* TASK PROMPT *
Word for word, and without a single picture, repeat the entries.

START DATA SHOWN

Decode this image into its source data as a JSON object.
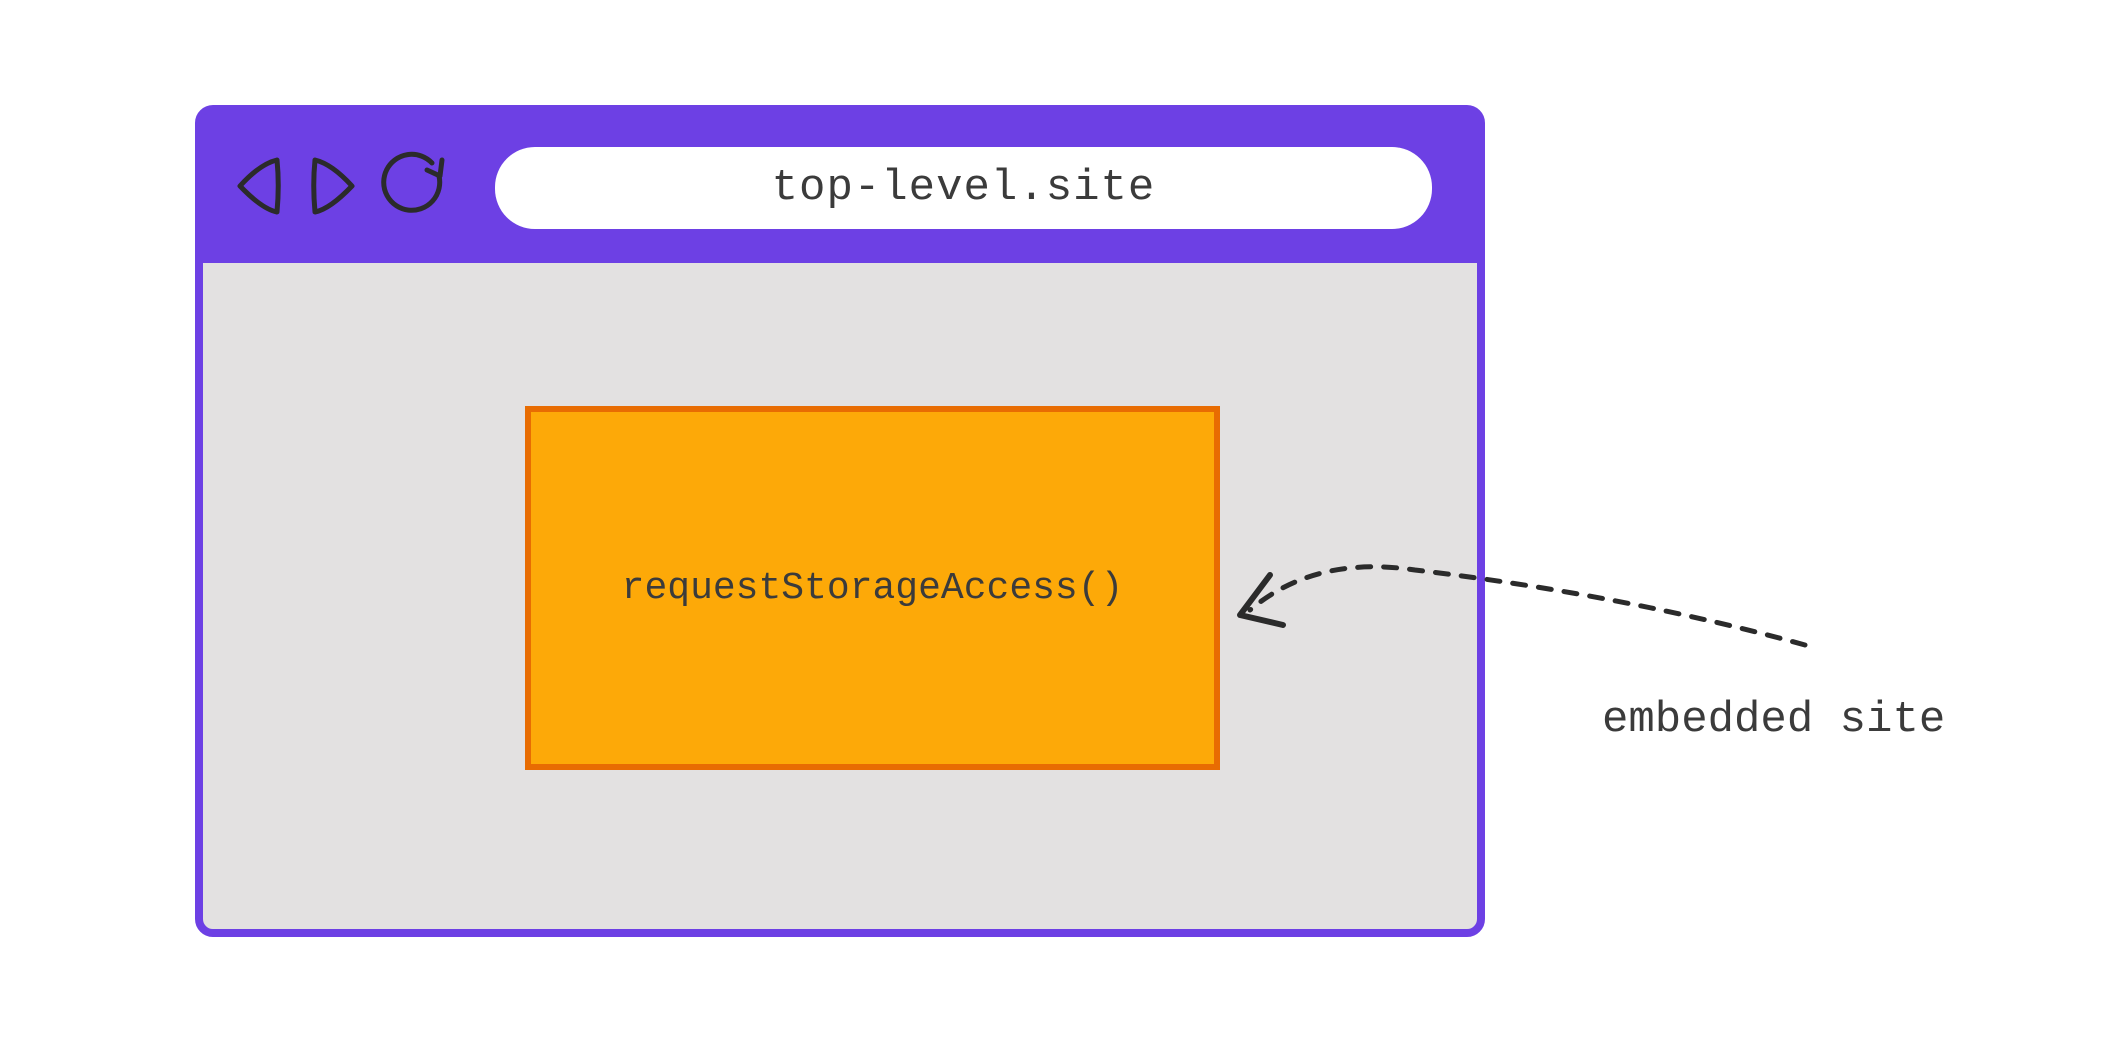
{
  "browser": {
    "address_url": "top-level.site",
    "icons": {
      "back": "back-icon",
      "forward": "forward-icon",
      "refresh": "refresh-icon"
    }
  },
  "embedded": {
    "api_call": "requestStorageAccess()"
  },
  "annotation": {
    "label": "embedded site"
  },
  "colors": {
    "toolbar_purple": "#6d40e4",
    "embed_fill": "#fda908",
    "embed_border": "#e86c02",
    "viewport_grey": "#e3e1e1",
    "stroke_dark": "#3b3b3b"
  }
}
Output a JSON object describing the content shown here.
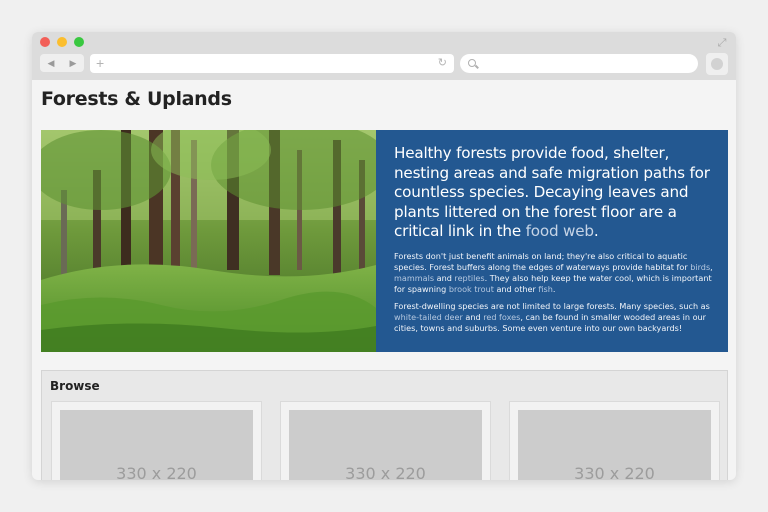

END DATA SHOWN

* RESPONSE TO THE TASK *
Decode this image into its source data as a JSON object.
{
  "browser": {
    "address_url": "top-level.site",
    "icons": {
      "back": "back-icon",
      "forward": "forward-icon",
      "refresh": "refresh-icon"
    }
  },
  "embedded": {
    "api_call": "requestStorageAccess()"
  },
  "annotation": {
    "label": "embedded site"
  },
  "colors": {
    "toolbar_purple": "#6d40e4",
    "embed_fill": "#fda908",
    "embed_border": "#e86c02",
    "viewport_grey": "#e3e1e1",
    "stroke_dark": "#3b3b3b"
  }
}
Output a JSON object describing the content shown here.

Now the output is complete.